Wireless Internet capability was installed in Busey-Evans resident rooms, joining Barton, Lundgren, Daniels and Nugent Halls with in-room Wi-Fi. Downstairs in Busey-Evans, the dining hall was renovated and was open for its first meal Thursday. All over campus, students and staff will be able to pay for dining hall meals with credit cards.

This, as with many other improvements, was brought to the attention of Housing by former residents.

“Students can always put extra credits on their i-Card, but this is one less step,” Ruby said. “It’s also for faculty and staff and reduces the amount of cash handled at the front desk.”

The most exciting improvement of the summer, Ruby said, is the new laundry alert system. Last year, high-efficiency washers and dryers were installed in residence halls; this is the next step in that plan. Those washers and dryers are now connected with the laundry alert network. The laundry alert Web page shows how many washers and dryers are in use in a particular residence hall in real time. It also allows a resident to request an email or text message when a washer or dryer is free or if the machine is done with his or her laundry.

“We’re very excited about this new service,” Ruby said. “Also, high-efficiency washers and dryers use less gallons of water and less energy.”

Returning residents of the Lincoln Avenue Residence Hall will have some very different co-residents this year: the formerly all-female dorm is now coed.

This is part of the new Scholars Community in LAR. The Scholars Community is a special living option but not as program-focused as a living-learning community, Ruby explained. Instead, the Scholars Community is focused on bringing targeted resources to students who are interested in performing undergraduate research.

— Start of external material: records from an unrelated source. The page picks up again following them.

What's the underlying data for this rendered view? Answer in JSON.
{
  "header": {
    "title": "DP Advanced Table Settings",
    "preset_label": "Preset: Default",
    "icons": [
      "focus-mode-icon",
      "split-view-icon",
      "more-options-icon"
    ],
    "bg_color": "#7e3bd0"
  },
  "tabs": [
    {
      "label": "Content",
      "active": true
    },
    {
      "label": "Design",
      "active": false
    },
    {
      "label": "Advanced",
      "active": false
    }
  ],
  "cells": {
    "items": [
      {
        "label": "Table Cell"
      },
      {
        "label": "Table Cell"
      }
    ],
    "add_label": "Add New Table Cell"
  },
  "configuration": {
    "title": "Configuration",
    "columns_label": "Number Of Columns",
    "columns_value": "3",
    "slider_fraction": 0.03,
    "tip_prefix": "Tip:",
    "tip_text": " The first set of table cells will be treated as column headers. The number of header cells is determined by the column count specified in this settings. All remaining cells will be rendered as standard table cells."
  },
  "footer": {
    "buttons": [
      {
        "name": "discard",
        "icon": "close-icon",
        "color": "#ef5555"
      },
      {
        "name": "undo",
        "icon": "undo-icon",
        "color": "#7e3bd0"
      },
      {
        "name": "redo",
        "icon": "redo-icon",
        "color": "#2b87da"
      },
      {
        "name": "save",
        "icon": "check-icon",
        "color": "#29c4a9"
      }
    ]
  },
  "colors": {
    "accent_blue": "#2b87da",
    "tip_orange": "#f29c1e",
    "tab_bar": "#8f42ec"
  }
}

“The Scholars Community filled very fast,” Ruby said. “It’s a gathering of like-minded students, and we are excited to bring in speakers and resources for them.”